by Katina Hubbard
This is not a blog about women.
We will work our butts off so that our daughters’ daughters will live in a world where they are worth the same amount of money as their male counterparts in the workplace. Where the terms ‘sexy,’ ‘pretty,’ and ‘beautiful’ mean something uniquely true for every woman instead of a fake and unattainable societal standard. A world where our daughters can’t believe how old-fashioned it was to have never had a female president.
But as soon as we get there, won’t we have to turn around and do the same thing for men? To pick up the pieces of our sons who’ve been told that they have to be strong all the time and that they’re worthless if they can’t provide a luxurious lifestyle for their family? For our sons who’ve been told that their brains are more important than their feelings, and have learned to shut them off? For our sons at a loss because their anger makes them violent, their sadness makes them cry, and all their fears must be hidden if they’re going to be “real” men?
Since I started Women Well Loved I’ve had an overwhelmingly positive response from strong women. But I’ve also had a surprisingly large number of men reach out to me (who even knew they were reading?). Men have come out of the woodwork asking
serious, thoughtful, poignant questions, not about women, but about themselves, as if empowerment of women makes them want to be empowered too, saying, “Wait, I support you, but take me with you!”
Before I continue, I have to admit: I have more misdirected anger than you know. When men start talking about how they’ve got it hard, bombs go off in my head. “Are you not HEARING me? Do you not SEE what I go through? Do you not NOTICE your entitlement? Do you not REALIZE how hurt I am?” But if I can shut off my fear-triggered thoughts and listen long enough, I’ll find something incredibly important…
This is a blog about love and its deficit in our lives.
My boyfriend told me how hurt he was when a female colleague didn’t know his name so she called him, “the good-looking one” behind his back. My business partner told me how painful it felt to be lumped in with a generalized “men” who have done so much wrong to women. Another male friend went on a tirade about how Disney princes are even more damaging for self-esteem than Disney princesses. Men may not be as good at articulating how they’re feeling, but I think I hear what we’re all saying:
It’s an overwhelming cry from humans:
“I’m hurt too.”
It’s not about ranting (as I’m prone to do), complaining, and blaming. It’s about admitting to ourselves that we’re scared, alone, and afraid of being judged. It’s noticing that something’s not quite right and feeling like we have to ignore and hide it from the people we love the most.
It’s not men’s fault or a women’s issue. When we keep what we’re hurt by and afraid of bottled up inside of us, we nurture and feed it with our fearful and negative thoughts, until it becomes us.
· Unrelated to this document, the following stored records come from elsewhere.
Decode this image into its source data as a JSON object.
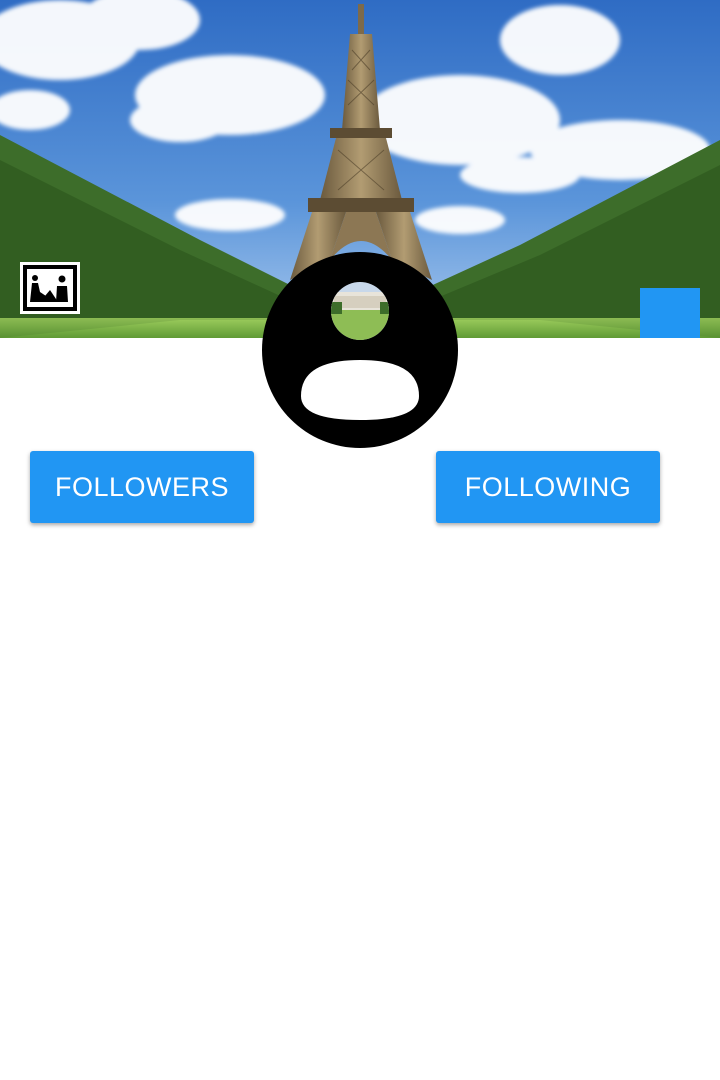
{
  "profile": {
    "cover": {
      "description_icon": "eiffel-tower-cover-photo",
      "sky_color": "#3f7fd0",
      "grass_color": "#7bb84a"
    },
    "change_cover_icon": "landscape-photo-icon",
    "avatar_icon": "account-circle-icon",
    "action_square_color": "#2196f3",
    "buttons": {
      "followers_label": "FOLLOWERS",
      "following_label": "FOLLOWING",
      "color": "#2196f3"
    }
  }
}
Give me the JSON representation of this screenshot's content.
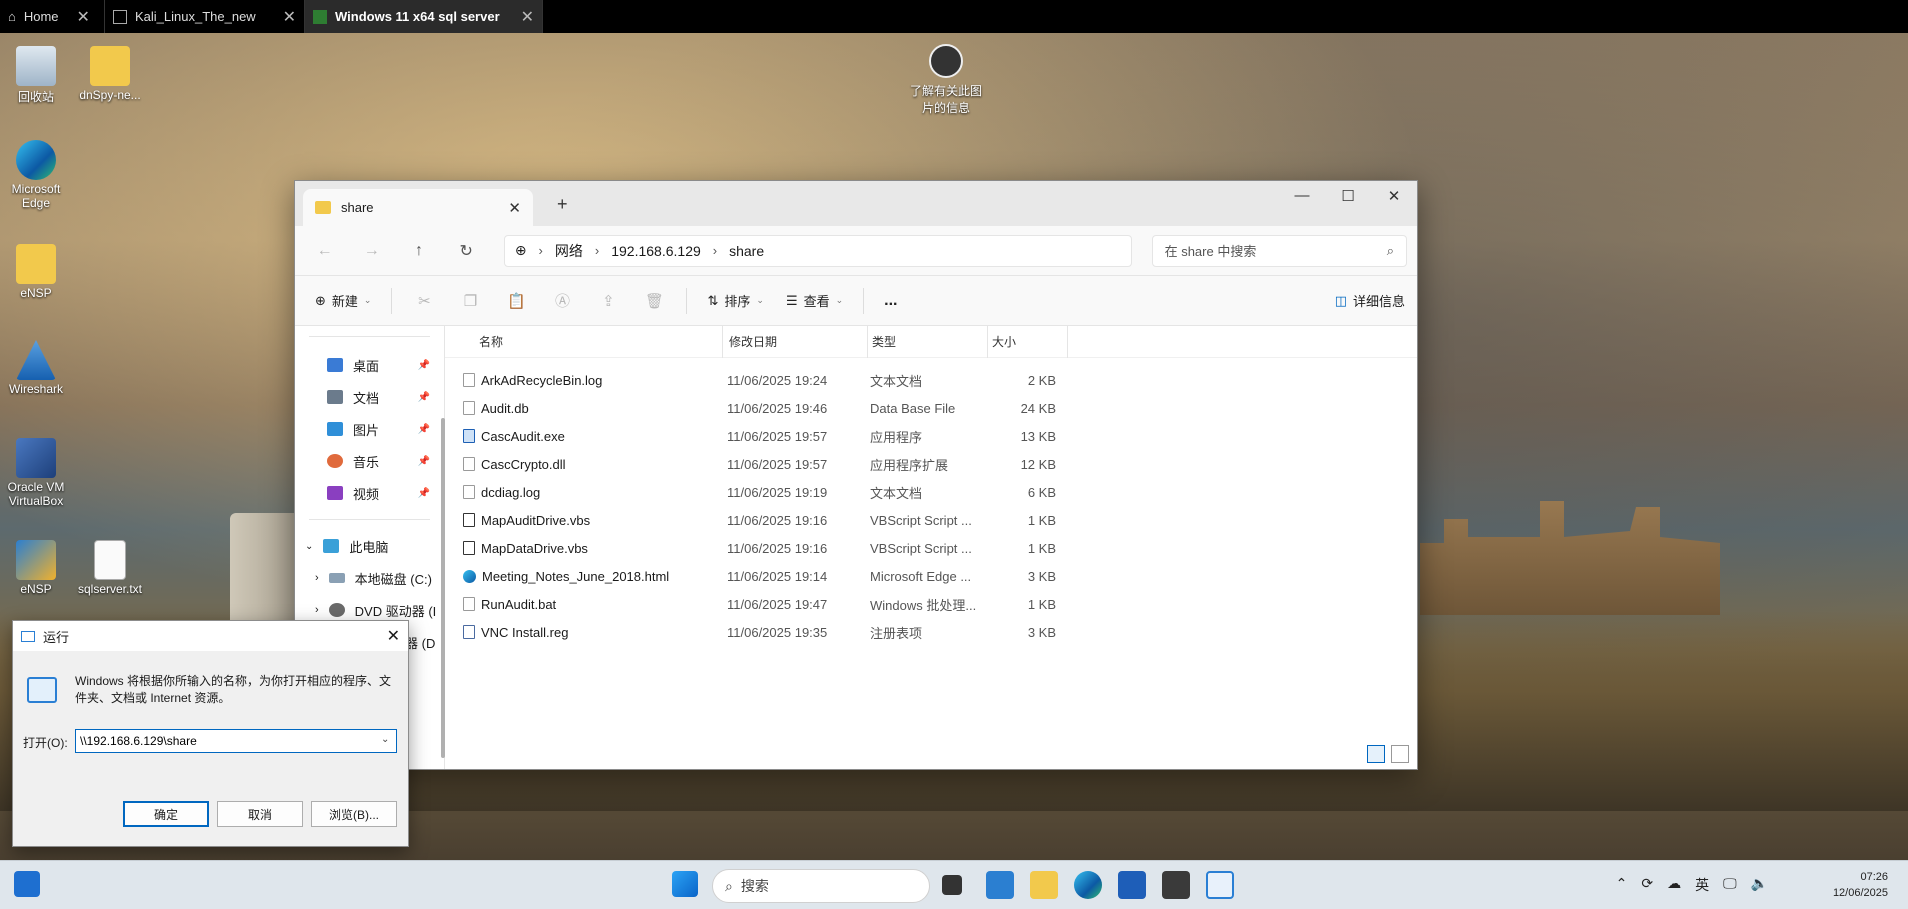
{
  "vm_tabs": [
    {
      "label": "Home"
    },
    {
      "label": "Kali_Linux_The_new"
    },
    {
      "label": "Windows 11 x64 sql server"
    }
  ],
  "desktop_icons": [
    {
      "label": "回收站"
    },
    {
      "label": "dnSpy-ne..."
    },
    {
      "label": "Microsoft Edge"
    },
    {
      "label": "eNSP"
    },
    {
      "label": "Wireshark"
    },
    {
      "label": "Oracle VM VirtualBox"
    },
    {
      "label": "eNSP"
    },
    {
      "label": "sqlserver.txt"
    }
  ],
  "info_icon_label": "了解有关此图片的信息",
  "explorer": {
    "tab_title": "share",
    "address": {
      "root": "网络",
      "host": "192.168.6.129",
      "folder": "share"
    },
    "search_placeholder": "在 share 中搜索",
    "commands": {
      "new": "新建",
      "sort": "排序",
      "view": "查看",
      "more": "...",
      "details": "详细信息"
    },
    "nav_items": [
      {
        "label": "桌面",
        "color": "#3a7bd5"
      },
      {
        "label": "文档",
        "color": "#6b7b8c"
      },
      {
        "label": "图片",
        "color": "#2f8fd8"
      },
      {
        "label": "音乐",
        "color": "#e06a3c"
      },
      {
        "label": "视频",
        "color": "#8a3fc0"
      }
    ],
    "this_pc": "此电脑",
    "local_disk": "本地磁盘 (C:)",
    "dvd": "DVD 驱动器 (I",
    "partial_item": "器 (D",
    "columns": {
      "name": "名称",
      "date": "修改日期",
      "type": "类型",
      "size": "大小"
    },
    "files": [
      {
        "name": "ArkAdRecycleBin.log",
        "date": "11/06/2025 19:24",
        "type": "文本文档",
        "size": "2 KB"
      },
      {
        "name": "Audit.db",
        "date": "11/06/2025 19:46",
        "type": "Data Base File",
        "size": "24 KB"
      },
      {
        "name": "CascAudit.exe",
        "date": "11/06/2025 19:57",
        "type": "应用程序",
        "size": "13 KB"
      },
      {
        "name": "CascCrypto.dll",
        "date": "11/06/2025 19:57",
        "type": "应用程序扩展",
        "size": "12 KB"
      },
      {
        "name": "dcdiag.log",
        "date": "11/06/2025 19:19",
        "type": "文本文档",
        "size": "6 KB"
      },
      {
        "name": "MapAuditDrive.vbs",
        "date": "11/06/2025 19:16",
        "type": "VBScript Script ...",
        "size": "1 KB"
      },
      {
        "name": "MapDataDrive.vbs",
        "date": "11/06/2025 19:16",
        "type": "VBScript Script ...",
        "size": "1 KB"
      },
      {
        "name": "Meeting_Notes_June_2018.html",
        "date": "11/06/2025 19:14",
        "type": "Microsoft Edge ...",
        "size": "3 KB"
      },
      {
        "name": "RunAudit.bat",
        "date": "11/06/2025 19:47",
        "type": "Windows 批处理...",
        "size": "1 KB"
      },
      {
        "name": "VNC Install.reg",
        "date": "11/06/2025 19:35",
        "type": "注册表项",
        "size": "3 KB"
      }
    ]
  },
  "run_dialog": {
    "title": "运行",
    "description": "Windows 将根据你所输入的名称，为你打开相应的程序、文件夹、文档或 Internet 资源。",
    "open_label": "打开(O):",
    "input_value": "\\\\192.168.6.129\\share",
    "ok": "确定",
    "cancel": "取消",
    "browse": "浏览(B)..."
  },
  "taskbar": {
    "search_placeholder": "搜索",
    "ime": "英",
    "time": "07:26",
    "date": "12/06/2025"
  }
}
But when we take it out and show it to each other so we can talk about it, cry about it, and then laugh about it, we heal ourselves and those around us, and take the power away from that unspeakable thing and put it into our own hands. It’s about coming together, not pulling apart, even when it gets hardest, saddest, and scariest.
Yashar Ali said it so perfectly in his latest brilliant article:
Ultimately, fear about being judged is related to one thing: feeling like you owe something to the people in your life. And what helped me break free was the realization that I don’t owe anyone anything. Seriously. I don’t owe anyone an explanation for who I am, I don’t owe anyone a perfect version of myself, I don’t owe anyone a version and construct of myself that makes them more comfortable.
And yet, Yashar, you do owe us something. You owe us the real you. And we owe each other, and him, the same.
We’re so afraid that if we’re honest about our deepest pain, we’ll lose each other’s love. That other people will see the ugly side of us and wont like it. But its that same vulnerability we’re afraid that will actually reward us ten-fold, like replenishing a dying species heals an ecosystem.
Like Yashar explains, unlocking our pain releases love into places we didn’t know we needed it and allows a flow of unstoppable positive movement that comes with loving ourselves JUST AS WE ARE.
An ex-boyfriend once told me, “If you are accepting and open, without trying to repress the way you feel, you’ll be fine. Remember, you can change the way you act but not the way you feel.” This is coming one of the men in my life who had the hardest time saying “I’m hurt too.” Ten years later, look at him fly.
Own Your Feelings
Notice when you feel something particularly uncomfortable, scary, or strong. Instead of racing to get that feeling to go away, or justify it with a thought like, “it’s not a big deal,” go into that feeling. Let it be. Where do you feel it? In your stomach, your throat, your heart? What does it feel like? Stay with that feeling as long as you can, let it get as loud as it can while you are processing it. Eventually, try and feel what is at its root, even if it doesn’t make any sense.
I was recently arguing with my boyfriend about something trivial like making dinner or how he said something. I am blessed with the most amazing boyfriend, who stopped what he was doing, and let me start to articulate what I was going through. Instead of pointing a finger at him and whatever he did to trigger my reaction, I focused on how I was feeling. He gave me the safe space and love I needed, and I was able to dig into the baggage behind my reaction, and just minutes later was balling in his arms about how sad I felt at age 8 when I couldn’t comfort my depressed dad, angry that my mom left him. I was misplacing A LOT of emotions in a small issue with my boyfriend I CAN’T EVEN REMEMBER NOW.
We can give ourselves the space to heal without needing another person. I learned (still learning) through journaling and self-help books, and taking time alone to look back at something that upset me earlier in the day and process it in retrospect.
Letting my feelings be present and real, embarrassing and funny, sad and true, allows me to love the parts of myself I’ve been neglecting. It can teach us how to control our feelings instead of letting our feelings control us.
Healing ourselves is an important step in finding our highest calling and answering that call, so that we become our truest, most loved and loving selves.
And that is what this blog is about.